- EXERCISE DIRECTIONS
In the entries below, find each line with the word "heading" and pull it out.

- PROVIDED ENTRIES

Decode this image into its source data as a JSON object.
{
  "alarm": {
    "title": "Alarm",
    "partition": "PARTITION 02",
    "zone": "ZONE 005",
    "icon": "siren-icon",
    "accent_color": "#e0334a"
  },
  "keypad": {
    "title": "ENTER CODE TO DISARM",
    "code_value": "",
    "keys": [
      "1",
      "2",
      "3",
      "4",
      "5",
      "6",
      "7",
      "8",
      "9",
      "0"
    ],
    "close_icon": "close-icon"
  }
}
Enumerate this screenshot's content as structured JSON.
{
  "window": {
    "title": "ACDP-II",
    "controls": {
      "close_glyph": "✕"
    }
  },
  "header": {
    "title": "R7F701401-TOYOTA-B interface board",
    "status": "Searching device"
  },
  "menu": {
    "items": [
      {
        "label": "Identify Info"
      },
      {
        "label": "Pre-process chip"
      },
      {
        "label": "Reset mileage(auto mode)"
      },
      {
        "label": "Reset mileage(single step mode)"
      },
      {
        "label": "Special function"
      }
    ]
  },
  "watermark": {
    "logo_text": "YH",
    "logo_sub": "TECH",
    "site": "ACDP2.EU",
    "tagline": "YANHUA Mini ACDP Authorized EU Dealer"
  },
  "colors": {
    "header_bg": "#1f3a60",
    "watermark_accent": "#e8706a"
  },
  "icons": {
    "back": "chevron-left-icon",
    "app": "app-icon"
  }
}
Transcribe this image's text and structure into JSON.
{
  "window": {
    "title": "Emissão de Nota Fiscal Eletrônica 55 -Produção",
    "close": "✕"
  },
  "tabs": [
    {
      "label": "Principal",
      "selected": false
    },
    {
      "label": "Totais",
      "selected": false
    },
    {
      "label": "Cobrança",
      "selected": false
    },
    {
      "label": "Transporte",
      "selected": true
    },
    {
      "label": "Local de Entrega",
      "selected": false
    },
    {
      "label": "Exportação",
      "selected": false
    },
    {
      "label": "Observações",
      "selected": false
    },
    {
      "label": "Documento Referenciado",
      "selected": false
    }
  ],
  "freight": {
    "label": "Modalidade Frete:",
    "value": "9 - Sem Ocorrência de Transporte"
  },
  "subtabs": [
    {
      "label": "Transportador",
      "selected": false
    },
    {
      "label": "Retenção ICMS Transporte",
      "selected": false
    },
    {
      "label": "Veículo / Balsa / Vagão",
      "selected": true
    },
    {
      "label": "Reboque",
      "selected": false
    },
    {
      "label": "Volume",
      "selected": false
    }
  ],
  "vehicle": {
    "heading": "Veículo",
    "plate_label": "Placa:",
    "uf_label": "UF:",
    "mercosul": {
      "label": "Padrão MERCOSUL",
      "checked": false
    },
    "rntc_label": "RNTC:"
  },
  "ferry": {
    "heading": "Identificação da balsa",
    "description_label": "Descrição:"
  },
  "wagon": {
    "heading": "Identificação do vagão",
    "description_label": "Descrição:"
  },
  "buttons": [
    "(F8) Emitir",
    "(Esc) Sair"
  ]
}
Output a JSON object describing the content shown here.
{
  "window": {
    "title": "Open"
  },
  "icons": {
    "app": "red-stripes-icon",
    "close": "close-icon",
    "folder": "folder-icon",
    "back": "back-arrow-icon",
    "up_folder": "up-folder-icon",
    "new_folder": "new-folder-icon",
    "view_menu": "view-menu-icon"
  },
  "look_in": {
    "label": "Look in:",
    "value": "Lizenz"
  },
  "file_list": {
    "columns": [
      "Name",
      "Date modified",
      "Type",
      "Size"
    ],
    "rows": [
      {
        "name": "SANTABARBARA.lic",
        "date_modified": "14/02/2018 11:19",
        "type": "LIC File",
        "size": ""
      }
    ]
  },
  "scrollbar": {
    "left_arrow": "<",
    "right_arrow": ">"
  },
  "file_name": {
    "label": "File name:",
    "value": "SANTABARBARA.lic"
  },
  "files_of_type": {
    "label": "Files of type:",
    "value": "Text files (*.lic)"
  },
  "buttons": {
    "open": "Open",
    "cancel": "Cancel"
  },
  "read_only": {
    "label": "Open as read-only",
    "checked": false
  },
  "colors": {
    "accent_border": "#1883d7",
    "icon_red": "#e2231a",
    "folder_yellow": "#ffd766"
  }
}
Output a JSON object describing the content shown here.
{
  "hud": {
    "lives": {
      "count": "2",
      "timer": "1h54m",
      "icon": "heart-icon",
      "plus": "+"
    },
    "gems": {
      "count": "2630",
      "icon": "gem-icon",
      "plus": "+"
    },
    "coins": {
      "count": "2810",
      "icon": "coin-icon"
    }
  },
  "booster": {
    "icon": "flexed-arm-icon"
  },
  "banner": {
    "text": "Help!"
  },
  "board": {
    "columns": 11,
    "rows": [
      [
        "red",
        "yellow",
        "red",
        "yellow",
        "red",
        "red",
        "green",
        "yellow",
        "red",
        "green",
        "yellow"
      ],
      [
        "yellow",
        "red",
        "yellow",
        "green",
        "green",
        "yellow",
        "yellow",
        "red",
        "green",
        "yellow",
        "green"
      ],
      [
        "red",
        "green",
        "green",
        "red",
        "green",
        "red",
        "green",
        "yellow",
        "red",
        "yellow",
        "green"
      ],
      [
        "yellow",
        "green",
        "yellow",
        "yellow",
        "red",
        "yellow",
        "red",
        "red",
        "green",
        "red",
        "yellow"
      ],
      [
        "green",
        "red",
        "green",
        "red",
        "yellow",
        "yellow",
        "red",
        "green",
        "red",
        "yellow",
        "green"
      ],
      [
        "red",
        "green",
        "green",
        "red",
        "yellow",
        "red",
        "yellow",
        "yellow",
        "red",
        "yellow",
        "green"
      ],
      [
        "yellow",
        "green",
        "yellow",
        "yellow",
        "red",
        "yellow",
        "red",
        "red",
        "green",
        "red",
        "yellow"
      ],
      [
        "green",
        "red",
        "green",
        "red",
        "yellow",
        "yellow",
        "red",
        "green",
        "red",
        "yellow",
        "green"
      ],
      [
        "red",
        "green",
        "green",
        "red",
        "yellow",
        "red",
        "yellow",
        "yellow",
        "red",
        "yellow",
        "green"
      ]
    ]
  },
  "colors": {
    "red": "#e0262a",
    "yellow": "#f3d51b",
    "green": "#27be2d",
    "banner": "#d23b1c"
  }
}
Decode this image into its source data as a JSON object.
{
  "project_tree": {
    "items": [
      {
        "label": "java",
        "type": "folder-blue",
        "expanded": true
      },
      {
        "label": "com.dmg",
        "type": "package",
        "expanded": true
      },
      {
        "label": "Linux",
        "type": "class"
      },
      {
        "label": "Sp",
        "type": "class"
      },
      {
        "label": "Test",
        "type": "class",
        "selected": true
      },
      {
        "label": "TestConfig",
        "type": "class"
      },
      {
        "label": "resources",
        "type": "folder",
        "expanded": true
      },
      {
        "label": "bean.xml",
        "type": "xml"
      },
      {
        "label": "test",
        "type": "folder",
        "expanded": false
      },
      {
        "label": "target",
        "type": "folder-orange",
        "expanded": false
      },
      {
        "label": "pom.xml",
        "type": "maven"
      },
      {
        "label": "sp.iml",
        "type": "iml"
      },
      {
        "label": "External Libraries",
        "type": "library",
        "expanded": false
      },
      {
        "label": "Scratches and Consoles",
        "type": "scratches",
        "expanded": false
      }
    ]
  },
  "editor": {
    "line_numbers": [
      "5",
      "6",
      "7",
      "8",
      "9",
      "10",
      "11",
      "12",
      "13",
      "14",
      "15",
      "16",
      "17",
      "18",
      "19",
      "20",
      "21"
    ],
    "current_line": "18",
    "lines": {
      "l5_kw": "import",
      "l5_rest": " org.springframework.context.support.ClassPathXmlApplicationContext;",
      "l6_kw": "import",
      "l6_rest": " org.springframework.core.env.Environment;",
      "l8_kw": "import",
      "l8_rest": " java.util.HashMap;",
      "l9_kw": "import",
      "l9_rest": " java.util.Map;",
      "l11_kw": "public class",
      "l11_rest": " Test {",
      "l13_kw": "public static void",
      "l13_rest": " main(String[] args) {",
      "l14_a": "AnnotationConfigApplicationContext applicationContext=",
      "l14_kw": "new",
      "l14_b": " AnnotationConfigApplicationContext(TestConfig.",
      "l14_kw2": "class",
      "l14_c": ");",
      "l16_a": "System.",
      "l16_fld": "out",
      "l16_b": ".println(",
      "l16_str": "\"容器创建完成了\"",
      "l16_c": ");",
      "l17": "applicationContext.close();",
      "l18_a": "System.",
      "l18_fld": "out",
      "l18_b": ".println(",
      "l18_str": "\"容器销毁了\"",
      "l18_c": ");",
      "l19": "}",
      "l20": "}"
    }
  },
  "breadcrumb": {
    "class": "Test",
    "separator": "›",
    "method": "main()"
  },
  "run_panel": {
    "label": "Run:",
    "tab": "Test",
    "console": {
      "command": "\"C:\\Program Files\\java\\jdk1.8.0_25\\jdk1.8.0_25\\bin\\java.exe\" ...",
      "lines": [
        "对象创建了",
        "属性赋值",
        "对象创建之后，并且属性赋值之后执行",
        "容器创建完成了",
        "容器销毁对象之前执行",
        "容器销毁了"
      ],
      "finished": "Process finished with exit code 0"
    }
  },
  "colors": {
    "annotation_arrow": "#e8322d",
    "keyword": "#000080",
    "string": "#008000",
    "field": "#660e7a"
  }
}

- RESULT OF THIS EXERCISE
    "heading": "Veículo",
    "heading": "Identificação da balsa",
    "heading": "Identificação do vagão",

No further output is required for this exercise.